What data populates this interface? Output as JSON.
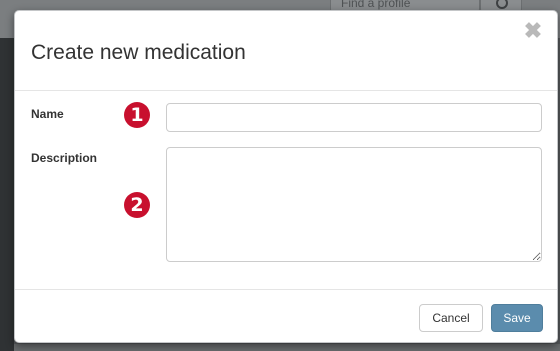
{
  "background": {
    "search_placeholder": "Find a profile"
  },
  "modal": {
    "title": "Create new medication",
    "close_glyph": "✖",
    "fields": {
      "name": {
        "label": "Name",
        "value": "",
        "placeholder": ""
      },
      "description": {
        "label": "Description",
        "value": "",
        "placeholder": ""
      }
    },
    "markers": [
      "1",
      "2"
    ],
    "footer": {
      "cancel_label": "Cancel",
      "save_label": "Save"
    }
  },
  "colors": {
    "marker": "#c8102e",
    "primary_button": "#5b8cad"
  },
  "icons": {
    "close": "close-icon",
    "search": "search-icon"
  }
}
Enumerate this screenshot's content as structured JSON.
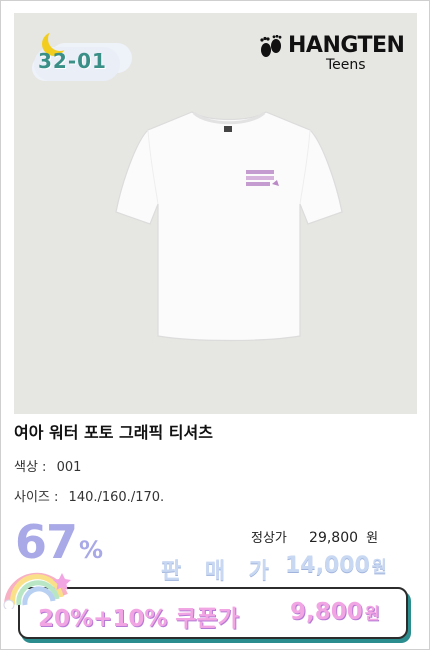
{
  "badge": {
    "code": "32-01"
  },
  "brand": {
    "name": "HANGTEN",
    "sub": "Teens"
  },
  "product": {
    "title": "여아 워터 포토 그래픽 티셔츠",
    "color_label": "색상 :",
    "color_value": "001",
    "size_label": "사이즈 :",
    "size_value": "140./160./170."
  },
  "pricing": {
    "discount": "67",
    "discount_unit": "%",
    "normal_label": "정상가",
    "normal_price": "29,800",
    "currency": "원",
    "sale_label": "판 매 가",
    "sale_price": "14,000",
    "coupon_label": "20%+10% 쿠폰가",
    "coupon_price": "9,800"
  },
  "icons": {
    "moon": "crescent-moon-icon",
    "cloud": "cloud-icon",
    "brand_feet": "footprints-icon",
    "rainbow": "rainbow-icon"
  },
  "colors": {
    "discount": "#a8a9e6",
    "sale": "#c9d8f2",
    "coupon": "#f2a5e3",
    "coupon_border": "#2c2c2c",
    "coupon_shadow": "#2c8d8f"
  }
}
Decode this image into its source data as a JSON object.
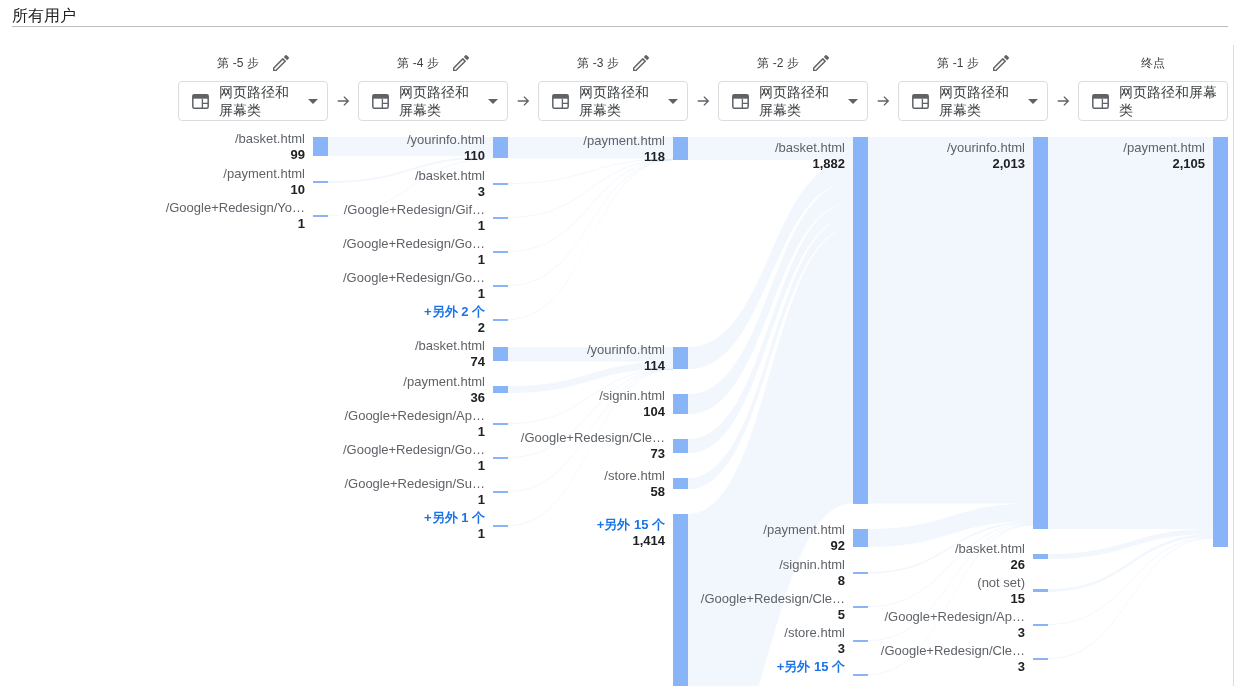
{
  "segment_title": "所有用户",
  "steps": [
    {
      "label": "第 -5 步",
      "editable": true,
      "dimension": "网页路径和屏幕类",
      "has_dropdown": true
    },
    {
      "label": "第 -4 步",
      "editable": true,
      "dimension": "网页路径和屏幕类",
      "has_dropdown": true
    },
    {
      "label": "第 -3 步",
      "editable": true,
      "dimension": "网页路径和屏幕类",
      "has_dropdown": true
    },
    {
      "label": "第 -2 步",
      "editable": true,
      "dimension": "网页路径和屏幕类",
      "has_dropdown": true
    },
    {
      "label": "第 -1 步",
      "editable": true,
      "dimension": "网页路径和屏幕类",
      "has_dropdown": true
    },
    {
      "label": "终点",
      "editable": false,
      "dimension": "网页路径和屏幕类",
      "has_dropdown": false
    }
  ],
  "path_tree": {
    "kind": "page",
    "name": "/payment.html",
    "value": "2,105",
    "children": [
      {
        "kind": "page",
        "name": "/yourinfo.html",
        "value": "2,013",
        "children": [
          {
            "kind": "page",
            "name": "/basket.html",
            "value": "1,882",
            "children": [
              {
                "kind": "page",
                "name": "/payment.html",
                "value": "118",
                "children": [
                  {
                    "kind": "page",
                    "name": "/yourinfo.html",
                    "value": "110",
                    "children": [
                      {
                        "kind": "page",
                        "name": "/basket.html",
                        "value": "99"
                      },
                      {
                        "kind": "page",
                        "name": "/payment.html",
                        "value": "10"
                      },
                      {
                        "kind": "page",
                        "name": "/Google+Redesign/Yo…",
                        "value": "1"
                      }
                    ]
                  },
                  {
                    "kind": "page",
                    "name": "/basket.html",
                    "value": "3"
                  },
                  {
                    "kind": "page",
                    "name": "/Google+Redesign/Gif…",
                    "value": "1"
                  },
                  {
                    "kind": "page",
                    "name": "/Google+Redesign/Go…",
                    "value": "1"
                  },
                  {
                    "kind": "page",
                    "name": "/Google+Redesign/Go…",
                    "value": "1"
                  },
                  {
                    "kind": "more",
                    "name": "+另外 2 个",
                    "value": "2"
                  }
                ]
              },
              {
                "kind": "page",
                "name": "/yourinfo.html",
                "value": "114",
                "children": [
                  {
                    "kind": "page",
                    "name": "/basket.html",
                    "value": "74"
                  },
                  {
                    "kind": "page",
                    "name": "/payment.html",
                    "value": "36"
                  },
                  {
                    "kind": "page",
                    "name": "/Google+Redesign/Ap…",
                    "value": "1"
                  },
                  {
                    "kind": "page",
                    "name": "/Google+Redesign/Go…",
                    "value": "1"
                  },
                  {
                    "kind": "page",
                    "name": "/Google+Redesign/Su…",
                    "value": "1"
                  },
                  {
                    "kind": "more",
                    "name": "+另外 1 个",
                    "value": "1"
                  }
                ]
              },
              {
                "kind": "page",
                "name": "/signin.html",
                "value": "104"
              },
              {
                "kind": "page",
                "name": "/Google+Redesign/Cle…",
                "value": "73"
              },
              {
                "kind": "page",
                "name": "/store.html",
                "value": "58"
              },
              {
                "kind": "more",
                "name": "+另外 15 个",
                "value": "1,414"
              }
            ]
          },
          {
            "kind": "page",
            "name": "/payment.html",
            "value": "92"
          },
          {
            "kind": "page",
            "name": "/signin.html",
            "value": "8"
          },
          {
            "kind": "page",
            "name": "/Google+Redesign/Cle…",
            "value": "5"
          },
          {
            "kind": "page",
            "name": "/store.html",
            "value": "3"
          },
          {
            "kind": "more",
            "name": "+另外 15 个"
          }
        ]
      },
      {
        "kind": "page",
        "name": "/basket.html",
        "value": "26"
      },
      {
        "kind": "page",
        "name": "(not set)",
        "value": "15"
      },
      {
        "kind": "page",
        "name": "/Google+Redesign/Ap…",
        "value": "3"
      },
      {
        "kind": "page",
        "name": "/Google+Redesign/Cle…",
        "value": "3"
      }
    ]
  }
}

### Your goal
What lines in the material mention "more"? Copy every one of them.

### Task solution
                    "kind": "more",
                    "kind": "more",
                "kind": "more",
            "kind": "more",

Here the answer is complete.